This comedy-drama opens at Alexander Upstairs (upstairs at Alexander Bar on Strand Street) on Monday and is on until October 29. It stars Andrew Laubscher, David Viviers and Megan Furniss. Direction is by Adrian Collins and lighting by Guy de Lancey.
Viviers, who has been nominated for a Cape Town Fringe Fresh Award, gives an extraordinarily nuanced performance as Nate – an artist who falls in love with his model, James (Laubscher). But there are more than two in the relationship.
The spirit of Nate’s deceased mother (Furniss) is there kibitzing over his shoulder, commenting on his choice of a mate and his life in general. Lots of laughs.
She is fairly open minded but when things become too graphic for her, she covers her eyes and hides under the duvet. It’s an ingenious device for playwright David Kaplan to present a wry commentary on everything from love, death, sexuality and Jewish identity (shades of the play Bad Jews – recently on at the Fugard). Nate and Mama are tethered to each other and cannot, or will not, let go.
Integral to the play is a selection of paintings, depicting James – reproductions of paintings by artist Evan Oberholster. Nate is there on stage, painting and we as an audience see these impressions. The nude images painted specifically for this play go beyond being mere props.
They invite our gaze and amplify what’s been said by the protagonists.
“People have notions of themselves which they show in the way they dress. The undressing is a levelling – it emphasises the equality of being human. There is also a timelessness about it – while fashion and clothes have changed, we have always looked more or less the same when naked,” says Oberholster.
An exhibition of male nudes by Oberholster will be on during the run of the play, in the Parlour Room in Alexander Bar – and are for sale. For me, the painting – as a body of work – becomes another character.
Oberholster said: “I found it very appealing that the play allows you to experience the reality of the artist, who sees the model and the paintings in progress. The audience is being confronted by the intimacy of the artist’s studio. The paintings of the character James are both seen as works in progress and as completed artworks that form part of the exhibition in the play and in the foyer of the theatre. Both the play and my paintings challenge a stilted convention that makes sexuality and nudity taboo. With men this is heightened as men are often seen as predatory or threatening.”
Oberholster and Kaplan have been together as couple for 35 years and were recently married. Kaplan is a medical doctor who works in HIV research.
The play is not biographical. Kaplan: “The Finkelsteins is about nobody I know – and everybody I know. None of the characters are based on actual people but they are composites of friends, family, acquaintances and myself. While the experiences are not necessary my own – except for that bloody dream – the subject matter is close to me. It is fiction drawn from my life and experiences.”

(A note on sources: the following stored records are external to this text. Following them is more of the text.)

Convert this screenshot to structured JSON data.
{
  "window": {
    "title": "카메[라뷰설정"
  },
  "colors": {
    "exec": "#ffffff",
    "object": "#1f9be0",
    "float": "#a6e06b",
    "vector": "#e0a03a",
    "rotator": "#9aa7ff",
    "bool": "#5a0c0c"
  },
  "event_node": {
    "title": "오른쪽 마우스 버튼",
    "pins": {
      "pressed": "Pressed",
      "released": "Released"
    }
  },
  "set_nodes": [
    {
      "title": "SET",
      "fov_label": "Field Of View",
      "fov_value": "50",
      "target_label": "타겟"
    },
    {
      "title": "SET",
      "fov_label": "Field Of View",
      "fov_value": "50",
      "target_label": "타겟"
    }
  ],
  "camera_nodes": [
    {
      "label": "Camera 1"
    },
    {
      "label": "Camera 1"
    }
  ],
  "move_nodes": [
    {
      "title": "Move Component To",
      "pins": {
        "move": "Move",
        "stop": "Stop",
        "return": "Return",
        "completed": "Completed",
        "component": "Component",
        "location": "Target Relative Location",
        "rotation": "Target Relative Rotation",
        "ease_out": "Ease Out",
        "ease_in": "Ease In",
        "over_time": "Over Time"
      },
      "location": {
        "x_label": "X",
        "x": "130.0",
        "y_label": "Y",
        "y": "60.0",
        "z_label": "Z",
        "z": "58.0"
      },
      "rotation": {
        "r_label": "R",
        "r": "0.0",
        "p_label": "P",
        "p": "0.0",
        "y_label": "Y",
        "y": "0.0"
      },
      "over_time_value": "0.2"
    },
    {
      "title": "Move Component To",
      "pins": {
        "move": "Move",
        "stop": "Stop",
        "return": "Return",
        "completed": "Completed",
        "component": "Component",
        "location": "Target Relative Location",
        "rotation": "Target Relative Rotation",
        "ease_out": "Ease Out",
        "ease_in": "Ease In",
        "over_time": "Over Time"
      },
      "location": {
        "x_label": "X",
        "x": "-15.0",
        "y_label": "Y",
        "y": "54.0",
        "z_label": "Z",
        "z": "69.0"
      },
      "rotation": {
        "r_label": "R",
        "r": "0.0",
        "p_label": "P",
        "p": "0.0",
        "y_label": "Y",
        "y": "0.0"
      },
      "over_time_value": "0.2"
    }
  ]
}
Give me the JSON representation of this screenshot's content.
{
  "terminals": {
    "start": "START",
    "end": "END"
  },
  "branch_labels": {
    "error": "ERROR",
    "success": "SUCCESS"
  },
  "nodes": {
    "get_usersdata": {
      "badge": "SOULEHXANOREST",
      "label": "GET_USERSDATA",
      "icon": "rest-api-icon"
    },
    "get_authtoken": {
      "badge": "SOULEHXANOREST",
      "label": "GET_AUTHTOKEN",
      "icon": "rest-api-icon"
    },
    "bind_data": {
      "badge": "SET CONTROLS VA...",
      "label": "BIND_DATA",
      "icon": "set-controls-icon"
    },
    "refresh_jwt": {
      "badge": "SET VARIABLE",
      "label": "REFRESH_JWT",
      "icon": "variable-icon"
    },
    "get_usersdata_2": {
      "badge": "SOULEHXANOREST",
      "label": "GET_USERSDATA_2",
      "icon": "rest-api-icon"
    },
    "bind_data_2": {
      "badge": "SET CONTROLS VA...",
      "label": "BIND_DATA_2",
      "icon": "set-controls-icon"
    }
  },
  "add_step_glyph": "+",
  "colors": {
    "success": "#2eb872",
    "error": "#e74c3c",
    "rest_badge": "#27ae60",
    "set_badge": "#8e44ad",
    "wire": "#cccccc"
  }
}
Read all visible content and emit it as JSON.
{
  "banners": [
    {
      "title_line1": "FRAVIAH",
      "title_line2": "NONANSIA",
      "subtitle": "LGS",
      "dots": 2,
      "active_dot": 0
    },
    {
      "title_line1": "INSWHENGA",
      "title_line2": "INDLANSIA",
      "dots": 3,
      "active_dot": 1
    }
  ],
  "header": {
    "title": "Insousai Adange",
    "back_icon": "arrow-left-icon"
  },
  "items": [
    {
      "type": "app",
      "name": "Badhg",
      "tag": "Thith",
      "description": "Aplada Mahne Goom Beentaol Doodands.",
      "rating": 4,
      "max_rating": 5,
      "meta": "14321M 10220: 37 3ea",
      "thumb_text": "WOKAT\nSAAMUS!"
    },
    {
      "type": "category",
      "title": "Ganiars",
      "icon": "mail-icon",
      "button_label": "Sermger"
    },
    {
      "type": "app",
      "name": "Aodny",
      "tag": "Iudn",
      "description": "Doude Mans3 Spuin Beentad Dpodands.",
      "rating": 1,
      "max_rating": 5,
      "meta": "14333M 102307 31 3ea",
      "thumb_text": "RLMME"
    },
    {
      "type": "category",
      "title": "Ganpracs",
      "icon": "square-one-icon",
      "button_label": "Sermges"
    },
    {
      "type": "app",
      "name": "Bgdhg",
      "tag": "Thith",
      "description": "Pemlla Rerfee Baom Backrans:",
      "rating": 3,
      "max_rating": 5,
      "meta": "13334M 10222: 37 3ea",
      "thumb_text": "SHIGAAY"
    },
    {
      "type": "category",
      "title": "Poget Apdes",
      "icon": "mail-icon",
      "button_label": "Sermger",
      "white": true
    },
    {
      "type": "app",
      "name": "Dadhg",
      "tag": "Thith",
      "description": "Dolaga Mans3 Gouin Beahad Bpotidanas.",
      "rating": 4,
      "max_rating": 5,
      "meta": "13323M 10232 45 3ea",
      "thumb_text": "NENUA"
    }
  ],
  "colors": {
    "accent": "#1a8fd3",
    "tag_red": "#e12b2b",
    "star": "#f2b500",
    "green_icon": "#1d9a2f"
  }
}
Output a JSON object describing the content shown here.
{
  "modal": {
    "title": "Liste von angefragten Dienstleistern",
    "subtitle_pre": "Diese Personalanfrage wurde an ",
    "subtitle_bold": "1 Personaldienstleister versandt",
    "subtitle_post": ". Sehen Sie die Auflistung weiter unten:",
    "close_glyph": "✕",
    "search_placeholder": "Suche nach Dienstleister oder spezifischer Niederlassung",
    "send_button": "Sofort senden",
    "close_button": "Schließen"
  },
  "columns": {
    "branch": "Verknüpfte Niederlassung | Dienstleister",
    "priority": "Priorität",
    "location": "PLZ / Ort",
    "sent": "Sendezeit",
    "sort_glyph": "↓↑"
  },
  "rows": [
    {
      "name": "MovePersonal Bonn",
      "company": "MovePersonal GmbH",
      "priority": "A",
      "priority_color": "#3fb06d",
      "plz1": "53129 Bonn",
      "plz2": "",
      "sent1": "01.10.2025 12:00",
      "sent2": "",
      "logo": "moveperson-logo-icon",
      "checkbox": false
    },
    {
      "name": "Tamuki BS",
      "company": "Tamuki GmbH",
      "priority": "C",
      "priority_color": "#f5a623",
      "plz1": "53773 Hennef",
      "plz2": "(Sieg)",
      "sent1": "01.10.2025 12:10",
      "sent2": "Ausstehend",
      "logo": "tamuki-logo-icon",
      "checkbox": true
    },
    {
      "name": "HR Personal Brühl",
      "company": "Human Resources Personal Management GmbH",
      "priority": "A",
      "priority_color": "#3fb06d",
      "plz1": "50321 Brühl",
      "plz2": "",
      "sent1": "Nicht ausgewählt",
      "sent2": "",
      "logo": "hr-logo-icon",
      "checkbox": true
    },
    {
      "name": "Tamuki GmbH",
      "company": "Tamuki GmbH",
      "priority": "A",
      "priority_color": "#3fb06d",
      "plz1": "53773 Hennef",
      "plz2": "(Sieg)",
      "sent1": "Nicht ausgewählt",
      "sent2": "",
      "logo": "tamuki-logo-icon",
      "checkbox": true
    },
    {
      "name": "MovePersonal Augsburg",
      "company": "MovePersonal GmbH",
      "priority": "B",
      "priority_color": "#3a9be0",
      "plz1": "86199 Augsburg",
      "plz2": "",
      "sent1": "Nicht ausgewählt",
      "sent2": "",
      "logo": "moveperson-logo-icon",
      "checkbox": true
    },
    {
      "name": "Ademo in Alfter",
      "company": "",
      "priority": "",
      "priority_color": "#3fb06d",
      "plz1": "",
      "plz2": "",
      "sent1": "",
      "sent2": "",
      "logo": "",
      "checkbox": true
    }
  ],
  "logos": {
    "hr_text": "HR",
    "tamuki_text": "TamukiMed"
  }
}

Integrating the paintings into the narrative was key to the construction of the play: “Yes, Nate was conceived as an accomplished reclusive figurative artist. The idea was to have both works in progress on stage as well as completed works that form part of the exhibition.
“The scene with Mother and Nate choosing the paintings for the exhibition enables the audience to participate in a review of the artwork.”
The Finkelsteins are Coming to Dinner runs from Monday to October 29. PG 16: nudity and adult themes. Some shows begin at 7pm and some at 9pm so check programme on the website. Tickets are R140/R150. Book at https://alexanderbar.co.za or call 021 300 1088.
Andrew Laubscher, David Viviers and Megan Furniss in
Reproductions of six of Evan Oberholster’s works are used as props.